As I developed the framework of concept design, I thought that concept integrity would be central. Violations of integrity would be like feature interactions in telephony, and at the very core of software design.

I have to admit that I was wrong. Violations of concept integrity are just so egregious that they can usually not be tolerated. Consequently, they occur rarely, and other design criteria (in particular concept specificity) turn out to be more useful in practice.

When integrity violations do occur, however, they can cause major trouble for users. In EOS, I give the example of the violation of Google Drive’s synchronization concept, one so painful that an angry user bought the domain (now no longer active) to vent his frustration at losing all his files due to the design bug.

Recently, I’ve come across three more examples of integrity violation, causing varying degrees of surprise.

Violation of Undo in Apple Mail

In a recent update to macOS, Apple extended the basic Message concept with an undo send action. This is handy: it gives you 30 seconds after you’ve sent a message to change you mind.

Undo send in Apple Mail

Appropriately, Apple synchronized this action with the undo action of the general Undo concept. So if you send a message and then immediately execute an undo, it is interpreted as undo send, even without clicking the special transient button carrying that label.

But Apple went further. The undo action is synchronized with undo send for as long as the message has not been sent, even if another action has been performed in the meantime.

I noticed this because I have a standard way of dealing with messages in my inbox. I respond to the message, and then I either delete it, or move it to another folder. With the new undo send, something surprising and annoying kept happening. I would reply to a message, delete that message, and then execute undo, having decided I would prefer to file it instead. Mail would undo the send, and not the deletion.

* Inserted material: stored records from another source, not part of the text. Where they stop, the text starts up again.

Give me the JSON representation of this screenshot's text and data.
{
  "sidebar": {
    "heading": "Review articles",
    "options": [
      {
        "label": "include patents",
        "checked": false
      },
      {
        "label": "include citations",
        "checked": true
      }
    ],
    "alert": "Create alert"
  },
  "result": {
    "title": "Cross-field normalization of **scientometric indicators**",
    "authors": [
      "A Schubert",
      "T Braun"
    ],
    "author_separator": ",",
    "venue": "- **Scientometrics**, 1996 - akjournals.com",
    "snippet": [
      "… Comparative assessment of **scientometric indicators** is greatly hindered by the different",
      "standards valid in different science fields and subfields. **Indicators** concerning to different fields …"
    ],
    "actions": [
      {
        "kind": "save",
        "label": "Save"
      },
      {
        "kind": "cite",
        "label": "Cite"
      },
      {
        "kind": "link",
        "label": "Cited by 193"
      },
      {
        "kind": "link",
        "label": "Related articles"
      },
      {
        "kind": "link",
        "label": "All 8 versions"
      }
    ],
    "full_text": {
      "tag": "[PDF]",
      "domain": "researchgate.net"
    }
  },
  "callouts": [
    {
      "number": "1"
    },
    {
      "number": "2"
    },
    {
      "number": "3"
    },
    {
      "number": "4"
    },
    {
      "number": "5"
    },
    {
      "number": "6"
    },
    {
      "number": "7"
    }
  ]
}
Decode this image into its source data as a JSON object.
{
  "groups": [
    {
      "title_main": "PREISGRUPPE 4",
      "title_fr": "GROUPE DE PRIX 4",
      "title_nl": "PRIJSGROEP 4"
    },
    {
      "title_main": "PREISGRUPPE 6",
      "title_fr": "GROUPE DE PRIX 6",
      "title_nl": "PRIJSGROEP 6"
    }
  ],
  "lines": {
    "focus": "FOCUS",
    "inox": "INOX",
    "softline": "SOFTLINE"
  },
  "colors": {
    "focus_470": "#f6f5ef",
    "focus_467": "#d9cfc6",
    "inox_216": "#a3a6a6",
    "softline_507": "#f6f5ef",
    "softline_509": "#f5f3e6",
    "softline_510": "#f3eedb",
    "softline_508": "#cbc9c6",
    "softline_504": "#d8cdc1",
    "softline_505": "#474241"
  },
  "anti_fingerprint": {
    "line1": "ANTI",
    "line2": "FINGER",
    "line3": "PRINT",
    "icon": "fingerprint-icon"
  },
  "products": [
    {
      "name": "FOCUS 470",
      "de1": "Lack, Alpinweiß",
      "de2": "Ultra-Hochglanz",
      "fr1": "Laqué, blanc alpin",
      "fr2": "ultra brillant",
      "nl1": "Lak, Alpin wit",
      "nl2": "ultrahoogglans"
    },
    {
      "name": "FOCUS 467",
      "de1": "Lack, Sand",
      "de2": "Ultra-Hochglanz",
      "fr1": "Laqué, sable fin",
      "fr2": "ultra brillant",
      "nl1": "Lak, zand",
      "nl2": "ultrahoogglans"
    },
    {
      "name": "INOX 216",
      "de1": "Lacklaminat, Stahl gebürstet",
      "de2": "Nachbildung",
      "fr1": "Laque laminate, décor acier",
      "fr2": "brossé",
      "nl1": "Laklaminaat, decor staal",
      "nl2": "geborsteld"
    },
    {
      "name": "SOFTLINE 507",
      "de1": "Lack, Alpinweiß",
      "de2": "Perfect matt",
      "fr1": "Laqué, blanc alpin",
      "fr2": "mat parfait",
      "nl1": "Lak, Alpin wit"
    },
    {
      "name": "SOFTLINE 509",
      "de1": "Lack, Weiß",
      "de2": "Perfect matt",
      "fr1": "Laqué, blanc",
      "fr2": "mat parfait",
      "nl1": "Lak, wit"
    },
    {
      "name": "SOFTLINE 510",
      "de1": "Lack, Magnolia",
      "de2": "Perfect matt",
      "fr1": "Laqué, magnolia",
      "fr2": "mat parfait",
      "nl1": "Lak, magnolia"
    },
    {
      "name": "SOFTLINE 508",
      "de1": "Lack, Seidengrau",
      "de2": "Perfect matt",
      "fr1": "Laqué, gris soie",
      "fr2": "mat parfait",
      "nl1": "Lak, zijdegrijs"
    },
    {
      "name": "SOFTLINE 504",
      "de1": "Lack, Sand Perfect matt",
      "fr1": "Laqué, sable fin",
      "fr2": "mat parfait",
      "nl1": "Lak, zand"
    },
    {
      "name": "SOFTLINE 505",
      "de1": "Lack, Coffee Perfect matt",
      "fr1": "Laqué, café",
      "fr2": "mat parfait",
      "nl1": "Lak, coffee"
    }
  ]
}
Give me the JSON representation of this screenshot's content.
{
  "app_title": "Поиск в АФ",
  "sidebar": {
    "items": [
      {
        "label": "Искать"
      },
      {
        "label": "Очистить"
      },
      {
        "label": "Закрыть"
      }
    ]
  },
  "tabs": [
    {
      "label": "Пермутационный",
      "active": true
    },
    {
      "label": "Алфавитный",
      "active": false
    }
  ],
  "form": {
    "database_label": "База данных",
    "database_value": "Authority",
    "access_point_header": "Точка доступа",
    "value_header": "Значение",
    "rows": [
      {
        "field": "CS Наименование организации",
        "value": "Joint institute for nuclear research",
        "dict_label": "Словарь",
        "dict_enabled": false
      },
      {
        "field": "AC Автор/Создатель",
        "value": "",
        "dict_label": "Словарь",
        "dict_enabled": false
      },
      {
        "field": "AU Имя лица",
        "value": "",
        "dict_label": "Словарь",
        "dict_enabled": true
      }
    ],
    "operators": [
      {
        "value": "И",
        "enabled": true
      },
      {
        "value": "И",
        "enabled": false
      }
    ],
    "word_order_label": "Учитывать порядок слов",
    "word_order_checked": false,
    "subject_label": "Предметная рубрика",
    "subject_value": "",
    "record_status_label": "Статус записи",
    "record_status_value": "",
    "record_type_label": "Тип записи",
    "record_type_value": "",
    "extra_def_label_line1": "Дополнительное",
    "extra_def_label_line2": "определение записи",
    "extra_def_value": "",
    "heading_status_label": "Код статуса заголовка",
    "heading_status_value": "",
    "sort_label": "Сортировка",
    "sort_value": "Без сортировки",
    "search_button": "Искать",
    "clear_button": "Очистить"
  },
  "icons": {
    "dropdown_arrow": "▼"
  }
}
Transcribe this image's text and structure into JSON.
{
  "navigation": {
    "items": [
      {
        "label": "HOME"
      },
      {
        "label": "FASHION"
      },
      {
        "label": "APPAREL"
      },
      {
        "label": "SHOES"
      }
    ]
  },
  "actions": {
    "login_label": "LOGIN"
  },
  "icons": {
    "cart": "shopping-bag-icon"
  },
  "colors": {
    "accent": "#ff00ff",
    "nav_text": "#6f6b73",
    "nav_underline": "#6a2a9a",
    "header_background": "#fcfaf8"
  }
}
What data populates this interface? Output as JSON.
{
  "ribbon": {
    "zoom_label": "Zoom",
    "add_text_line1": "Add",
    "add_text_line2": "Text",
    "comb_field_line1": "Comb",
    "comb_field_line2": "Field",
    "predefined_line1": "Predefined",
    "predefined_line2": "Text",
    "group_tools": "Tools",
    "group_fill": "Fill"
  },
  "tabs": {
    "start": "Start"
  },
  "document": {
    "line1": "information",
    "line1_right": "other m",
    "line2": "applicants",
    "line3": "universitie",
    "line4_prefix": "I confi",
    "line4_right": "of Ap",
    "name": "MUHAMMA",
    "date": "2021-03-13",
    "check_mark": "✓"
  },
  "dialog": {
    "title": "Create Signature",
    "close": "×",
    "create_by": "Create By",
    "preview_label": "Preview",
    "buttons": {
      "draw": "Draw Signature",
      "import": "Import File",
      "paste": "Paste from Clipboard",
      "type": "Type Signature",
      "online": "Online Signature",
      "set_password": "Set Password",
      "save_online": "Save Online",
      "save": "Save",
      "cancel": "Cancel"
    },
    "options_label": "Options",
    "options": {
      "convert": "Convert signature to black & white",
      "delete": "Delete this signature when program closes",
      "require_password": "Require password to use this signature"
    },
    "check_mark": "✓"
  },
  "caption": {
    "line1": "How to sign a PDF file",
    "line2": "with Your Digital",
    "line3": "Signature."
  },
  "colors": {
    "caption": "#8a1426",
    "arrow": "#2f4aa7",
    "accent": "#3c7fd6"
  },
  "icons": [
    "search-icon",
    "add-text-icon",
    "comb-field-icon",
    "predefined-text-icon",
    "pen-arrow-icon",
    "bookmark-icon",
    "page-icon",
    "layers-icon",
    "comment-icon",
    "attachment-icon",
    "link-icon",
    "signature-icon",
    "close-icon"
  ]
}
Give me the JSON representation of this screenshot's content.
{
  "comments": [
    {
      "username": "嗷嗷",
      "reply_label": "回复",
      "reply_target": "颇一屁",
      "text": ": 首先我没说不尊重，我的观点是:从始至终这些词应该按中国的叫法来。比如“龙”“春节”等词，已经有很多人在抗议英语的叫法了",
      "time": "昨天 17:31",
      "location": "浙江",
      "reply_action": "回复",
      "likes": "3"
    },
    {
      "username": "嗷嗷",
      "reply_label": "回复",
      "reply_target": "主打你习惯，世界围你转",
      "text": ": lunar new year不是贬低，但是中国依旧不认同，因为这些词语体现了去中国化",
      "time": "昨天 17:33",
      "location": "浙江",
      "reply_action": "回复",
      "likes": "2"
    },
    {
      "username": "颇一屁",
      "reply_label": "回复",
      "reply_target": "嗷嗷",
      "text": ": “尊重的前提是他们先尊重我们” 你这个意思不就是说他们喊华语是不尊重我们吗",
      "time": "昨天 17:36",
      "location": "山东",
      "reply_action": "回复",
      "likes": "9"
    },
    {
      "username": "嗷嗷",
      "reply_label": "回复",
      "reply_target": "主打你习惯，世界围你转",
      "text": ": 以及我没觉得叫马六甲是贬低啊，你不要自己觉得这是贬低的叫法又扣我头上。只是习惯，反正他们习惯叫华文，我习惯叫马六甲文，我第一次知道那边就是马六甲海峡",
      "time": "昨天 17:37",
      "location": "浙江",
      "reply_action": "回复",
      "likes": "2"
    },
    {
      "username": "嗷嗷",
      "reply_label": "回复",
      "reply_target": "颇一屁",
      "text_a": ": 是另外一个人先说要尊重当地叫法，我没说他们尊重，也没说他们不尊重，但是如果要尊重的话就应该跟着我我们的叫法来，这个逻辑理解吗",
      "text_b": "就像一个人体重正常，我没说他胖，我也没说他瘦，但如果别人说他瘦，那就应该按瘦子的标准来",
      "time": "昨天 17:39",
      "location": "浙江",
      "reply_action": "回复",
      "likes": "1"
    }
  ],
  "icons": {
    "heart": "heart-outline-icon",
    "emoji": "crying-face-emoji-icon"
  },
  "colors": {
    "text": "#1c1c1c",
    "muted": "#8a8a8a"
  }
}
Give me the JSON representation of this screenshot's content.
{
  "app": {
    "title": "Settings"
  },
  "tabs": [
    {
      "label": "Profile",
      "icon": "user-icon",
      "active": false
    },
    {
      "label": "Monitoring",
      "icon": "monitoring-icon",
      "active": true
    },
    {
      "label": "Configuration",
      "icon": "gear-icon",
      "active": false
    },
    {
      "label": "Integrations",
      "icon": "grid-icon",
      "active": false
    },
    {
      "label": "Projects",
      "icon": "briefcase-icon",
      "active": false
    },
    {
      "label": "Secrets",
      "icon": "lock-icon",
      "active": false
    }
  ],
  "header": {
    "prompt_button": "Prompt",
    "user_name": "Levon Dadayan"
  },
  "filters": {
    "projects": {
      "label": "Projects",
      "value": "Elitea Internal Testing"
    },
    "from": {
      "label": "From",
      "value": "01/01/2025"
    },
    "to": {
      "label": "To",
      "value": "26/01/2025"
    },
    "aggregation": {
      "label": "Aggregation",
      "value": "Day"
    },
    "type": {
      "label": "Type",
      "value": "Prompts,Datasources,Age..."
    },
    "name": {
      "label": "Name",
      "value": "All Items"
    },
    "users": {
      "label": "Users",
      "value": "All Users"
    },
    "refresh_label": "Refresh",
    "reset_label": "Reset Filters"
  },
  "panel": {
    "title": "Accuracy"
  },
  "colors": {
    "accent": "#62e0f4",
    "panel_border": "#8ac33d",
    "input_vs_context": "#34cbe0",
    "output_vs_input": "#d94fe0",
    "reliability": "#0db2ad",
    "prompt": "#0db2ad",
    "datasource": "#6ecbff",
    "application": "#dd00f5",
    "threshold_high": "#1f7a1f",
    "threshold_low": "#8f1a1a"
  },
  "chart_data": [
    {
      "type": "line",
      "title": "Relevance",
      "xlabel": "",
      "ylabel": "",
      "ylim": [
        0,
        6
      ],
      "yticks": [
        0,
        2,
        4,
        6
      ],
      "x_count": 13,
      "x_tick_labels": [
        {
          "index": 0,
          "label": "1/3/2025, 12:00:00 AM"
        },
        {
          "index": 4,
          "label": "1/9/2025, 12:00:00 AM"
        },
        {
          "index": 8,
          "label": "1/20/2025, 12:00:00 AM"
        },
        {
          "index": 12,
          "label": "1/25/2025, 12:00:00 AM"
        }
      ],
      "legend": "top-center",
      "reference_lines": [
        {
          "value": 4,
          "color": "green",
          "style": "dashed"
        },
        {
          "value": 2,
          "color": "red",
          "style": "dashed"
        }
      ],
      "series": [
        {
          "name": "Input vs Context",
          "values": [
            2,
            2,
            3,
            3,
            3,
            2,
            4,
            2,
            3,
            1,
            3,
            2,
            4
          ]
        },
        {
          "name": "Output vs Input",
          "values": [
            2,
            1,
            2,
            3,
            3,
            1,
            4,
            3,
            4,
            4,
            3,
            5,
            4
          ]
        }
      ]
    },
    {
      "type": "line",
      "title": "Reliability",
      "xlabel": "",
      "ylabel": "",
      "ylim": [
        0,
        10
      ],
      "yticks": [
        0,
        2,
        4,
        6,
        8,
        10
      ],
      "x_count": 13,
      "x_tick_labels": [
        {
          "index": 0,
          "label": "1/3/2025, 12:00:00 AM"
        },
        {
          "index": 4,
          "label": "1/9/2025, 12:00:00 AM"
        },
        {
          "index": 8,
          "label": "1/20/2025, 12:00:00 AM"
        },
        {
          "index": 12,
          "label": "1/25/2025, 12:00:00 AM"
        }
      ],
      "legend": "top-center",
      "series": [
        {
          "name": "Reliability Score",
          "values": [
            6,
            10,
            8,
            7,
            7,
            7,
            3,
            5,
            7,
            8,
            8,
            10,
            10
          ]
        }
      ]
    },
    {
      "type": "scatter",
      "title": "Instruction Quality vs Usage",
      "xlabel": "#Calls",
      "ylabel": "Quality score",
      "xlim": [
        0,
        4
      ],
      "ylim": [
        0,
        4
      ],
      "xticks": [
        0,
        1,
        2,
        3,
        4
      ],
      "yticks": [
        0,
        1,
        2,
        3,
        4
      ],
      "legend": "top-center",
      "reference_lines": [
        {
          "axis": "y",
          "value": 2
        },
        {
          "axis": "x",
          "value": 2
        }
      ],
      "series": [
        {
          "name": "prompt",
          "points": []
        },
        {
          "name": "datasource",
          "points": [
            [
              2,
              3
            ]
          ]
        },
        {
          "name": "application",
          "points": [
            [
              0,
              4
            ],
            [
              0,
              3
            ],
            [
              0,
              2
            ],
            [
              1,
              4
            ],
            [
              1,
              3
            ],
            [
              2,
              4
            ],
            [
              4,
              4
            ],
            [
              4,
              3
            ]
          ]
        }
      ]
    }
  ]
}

Initially, I thought that the effect of the undo was to pop the undo-stack all the way back to the send. In fact, it’s not that bad, and what it does instead is to keep the send action on the top of the stack even as other actions are performed. Either way, this violates the simple and intuitive operational principle of Undo that executing undo reverses the last action performed.

Violation of Playlist in Spotify

The operational principle of the Playlist concept says that if you start playing the playlist by selecting a song and clicking play then, until you stop playing, it will play the tracks of the playlist in order from that song onwards.

Spotify aficionados will know that this isn’t true. If you add a song to the queue, that song will be played before the next song in the playlist.

Arguably, there’s nothing wrong with the this. The Queue is a nice concept that brings more flexibility to users. Moreover, the Playlist concept is arguably overloaded if its purposes include both organizing tracks into groups and scheduling their playing, so regarding the scheduling as a feature of only the Queue concept is not only a more accurate reflection of how Spotify works, but also eliminates the overloading.

Nevertheless, the app shows signs of some design struggles here. Strangely, if the interposed song is in the current playlist, it won’t be highlighted with the little playing animation that would be shown if it were next in the playlist. And the entries in the queue that show upcoming tracks from a playlist disappear en masse if you start playing a song from a different playlist. The Queue concept, in other words, isn’t exactly a queue, and includes two distinct kinds of tracks which are treated differently: the ones added implicitly when you play a playlist and the ones added explicitly through the add to queue action. You might wonder: can you move songs from the explicit list to the implicit one? Yes, it seems you can. Hmmm.

Spotify’s queue

Violation of Ride in Uber

An operational principle may have caveats: that the typical outcome may not follow in extraordinary circumstances. For example, The Order concept promises that if you order some items, they will eventually be shipped and delivered. But customers understand that this principle cannot be a cast iron promise, and an inventory glitch may prevent its fulfillment.

If the expected outcome fails to follow with high enough frequency, perhaps it becomes an integrity violation.

Using Uber’s ride service, I’ve noticed that rides are increasingly canceled. You request a ride, select the service level, confirm the pickup location and expect the driver to arrive at the prescribed time or shortly thereafter. But just before the expected arrival time, you get a message saying that the driver has canceled. (On several occasions, that message has been followed immediately by an email from Uber telling me that I have been charged a fee for canceling the ride myself.) At other times, I’ve received a message that the driver already arrived but couldn’t find me, even though I could see that no car had passed.

Uber cancellation message

The driver must surely have the ability to cancel a confirmed ride in some circumstances (such as unexpected traffic). But it seems that drivers are canceling more frequently than necessary, presumably so that they can switch to more lucrative rides.

When integrity is lost

How do typical users respond to broken integrity? I doubt they say to themselves “ah, this app seems to be violating the essential integrity of this concept.” I suspect that instead they just get confused: they don’t really know what to expect when they order an Uber, what happens when they queue songs in Spotify, or what undo actually does in Apple Mail.

For the designer, however, integrity is a yearning for what might have been: how if things had been different, everything would have been so simple…